→ What you should do: Return all of the following entries as written, but without the images.
═════ Dataset entries ═════
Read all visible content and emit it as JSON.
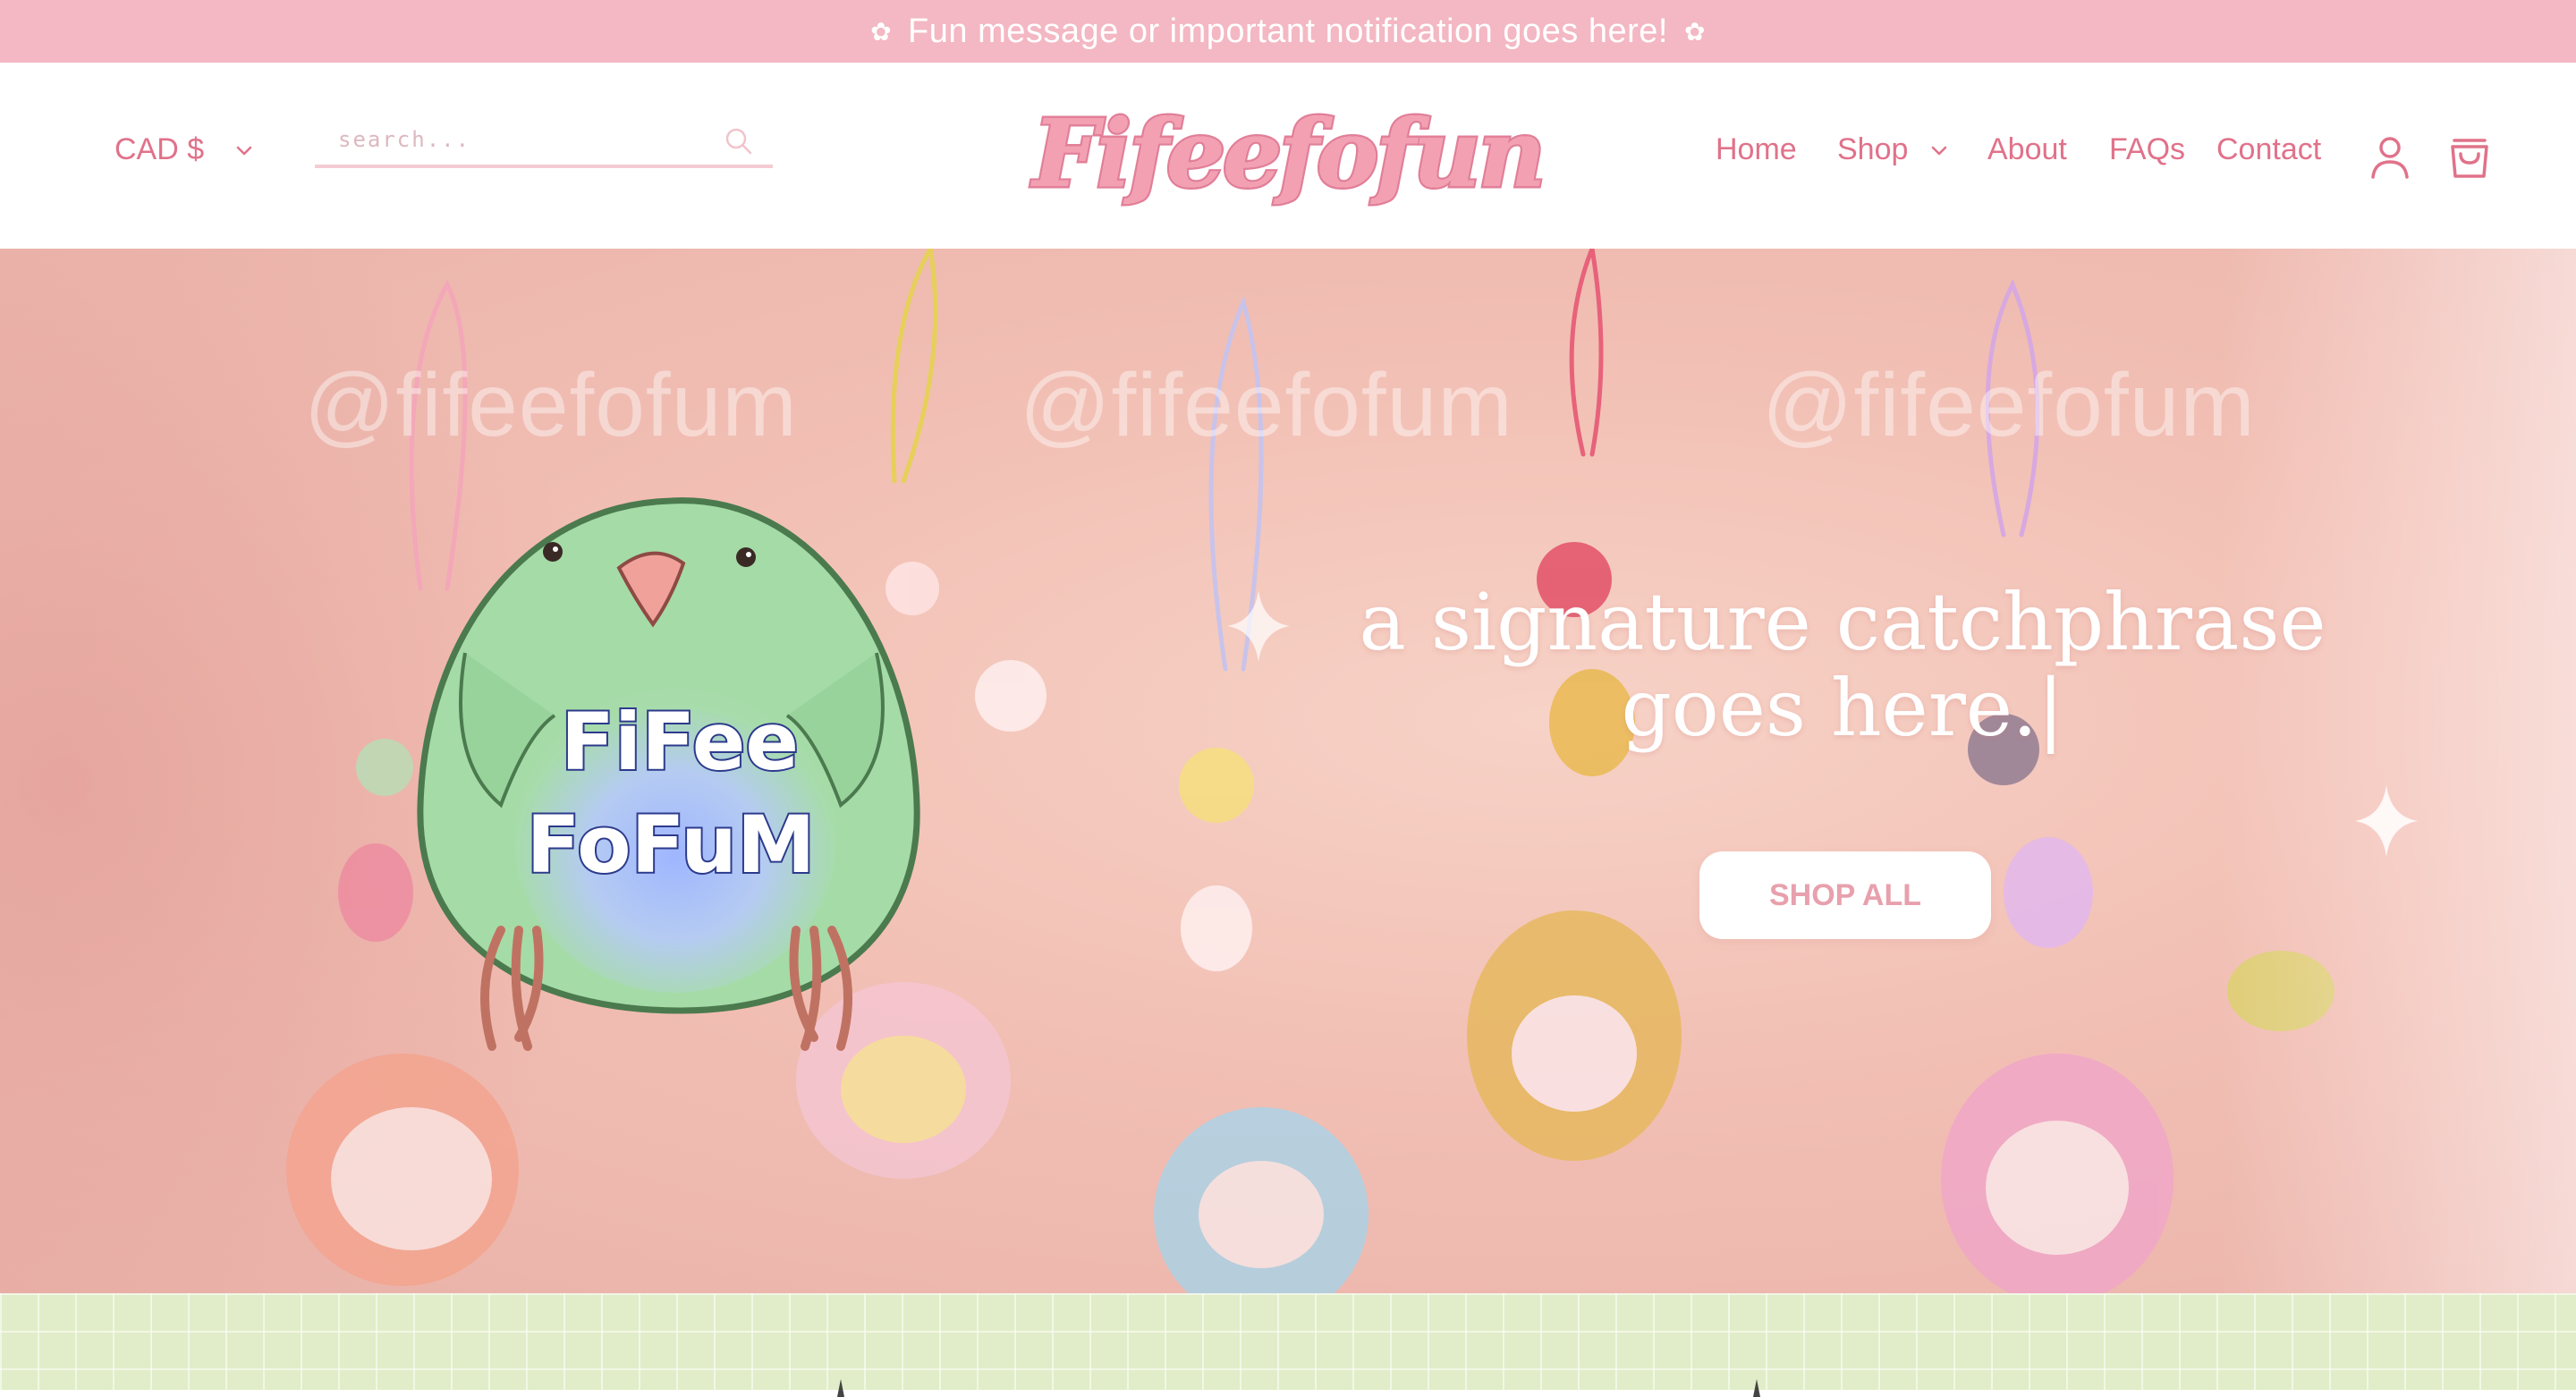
{
  "announcement": {
    "text": "Fun message or important notification goes here!",
    "flower": "✿"
  },
  "header": {
    "currency": "CAD $",
    "search": {
      "placeholder": "search..."
    },
    "logo_text": "Fifeefofun",
    "nav": [
      {
        "label": "Home"
      },
      {
        "label": "Shop"
      },
      {
        "label": "About"
      },
      {
        "label": "FAQs"
      },
      {
        "label": "Contact"
      }
    ],
    "icons": [
      "chevron-down-icon",
      "search-icon",
      "account-icon",
      "cart-icon"
    ]
  },
  "hero": {
    "watermarks": [
      "@fifeefofum",
      "@fifeefofum",
      "@fifeefofum"
    ],
    "mascot_text_line1": "FiFee",
    "mascot_text_line2": "FoFuM",
    "catchphrase": "a signature catchphrase goes here.|",
    "cta_label": "SHOP ALL"
  },
  "colors": {
    "announcement_bg": "#f3b8c3",
    "brand_pink": "#e0728a",
    "hero_bg": "#f2bfb4",
    "grid_strip_bg": "#e0edc8"
  }
}
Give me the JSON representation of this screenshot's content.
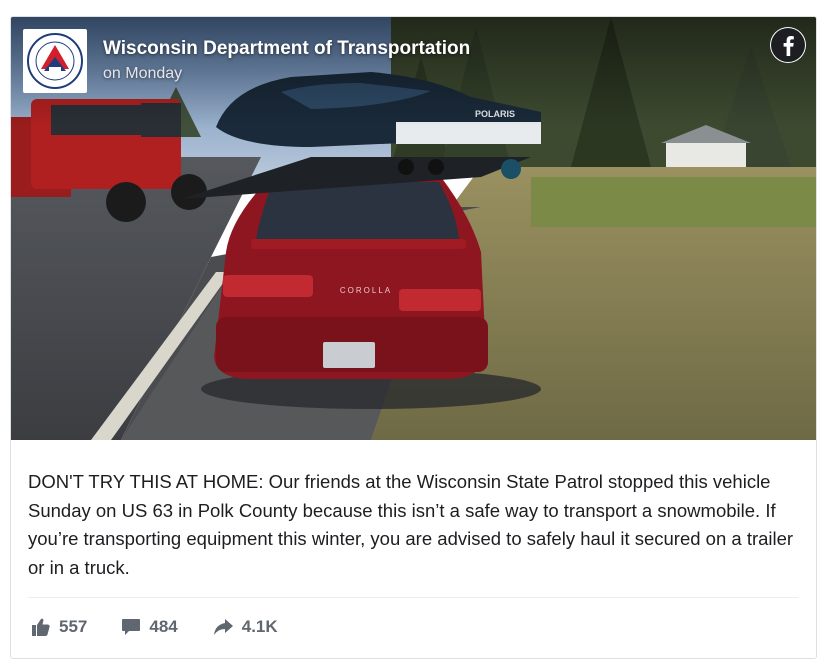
{
  "post": {
    "page_name": "Wisconsin Department of Transportation",
    "time": "on Monday",
    "text": "DON'T TRY THIS AT HOME: Our friends at the Wisconsin State Patrol stopped this vehicle Sunday on US 63 in Polk County because this isn’t a safe way to transport a snowmobile. If you’re transporting equipment this winter, you are advised to safely haul it secured on a trailer or in a truck."
  },
  "stats": {
    "likes": "557",
    "comments": "484",
    "shares": "4.1K"
  },
  "logo": {
    "seal_text_top": "WISCONSIN",
    "seal_text_bottom": "DEPARTMENT OF TRANSPORTATION"
  },
  "photo": {
    "car_make_badge": "COROLLA",
    "snowmobile_brand": "POLARIS"
  },
  "colors": {
    "brand_red": "#c8102e",
    "facebook_black": "#1c1e21",
    "text": "#1c1e21",
    "muted": "#606770"
  },
  "icons": {
    "like": "thumbs-up-icon",
    "comment": "comment-bubble-icon",
    "share": "share-arrow-icon",
    "facebook": "facebook-logo-icon"
  }
}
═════
→ Written answer:
Read all visible content and emit it as JSON.
{
  "announcement": {
    "text": "Fun message or important notification goes here!",
    "flower": "✿"
  },
  "header": {
    "currency": "CAD $",
    "search": {
      "placeholder": "search..."
    },
    "logo_text": "Fifeefofun",
    "nav": [
      {
        "label": "Home"
      },
      {
        "label": "Shop"
      },
      {
        "label": "About"
      },
      {
        "label": "FAQs"
      },
      {
        "label": "Contact"
      }
    ],
    "icons": [
      "chevron-down-icon",
      "search-icon",
      "account-icon",
      "cart-icon"
    ]
  },
  "hero": {
    "watermarks": [
      "@fifeefofum",
      "@fifeefofum",
      "@fifeefofum"
    ],
    "mascot_text_line1": "FiFee",
    "mascot_text_line2": "FoFuM",
    "catchphrase": "a signature catchphrase goes here.|",
    "cta_label": "SHOP ALL"
  },
  "colors": {
    "announcement_bg": "#f3b8c3",
    "brand_pink": "#e0728a",
    "hero_bg": "#f2bfb4",
    "grid_strip_bg": "#e0edc8"
  }
}
Give me the JSON representation of this screenshot's content.
{
  "post": {
    "page_name": "Wisconsin Department of Transportation",
    "time": "on Monday",
    "text": "DON'T TRY THIS AT HOME: Our friends at the Wisconsin State Patrol stopped this vehicle Sunday on US 63 in Polk County because this isn’t a safe way to transport a snowmobile. If you’re transporting equipment this winter, you are advised to safely haul it secured on a trailer or in a truck."
  },
  "stats": {
    "likes": "557",
    "comments": "484",
    "shares": "4.1K"
  },
  "logo": {
    "seal_text_top": "WISCONSIN",
    "seal_text_bottom": "DEPARTMENT OF TRANSPORTATION"
  },
  "photo": {
    "car_make_badge": "COROLLA",
    "snowmobile_brand": "POLARIS"
  },
  "colors": {
    "brand_red": "#c8102e",
    "facebook_black": "#1c1e21",
    "text": "#1c1e21",
    "muted": "#606770"
  },
  "icons": {
    "like": "thumbs-up-icon",
    "comment": "comment-bubble-icon",
    "share": "share-arrow-icon",
    "facebook": "facebook-logo-icon"
  }
}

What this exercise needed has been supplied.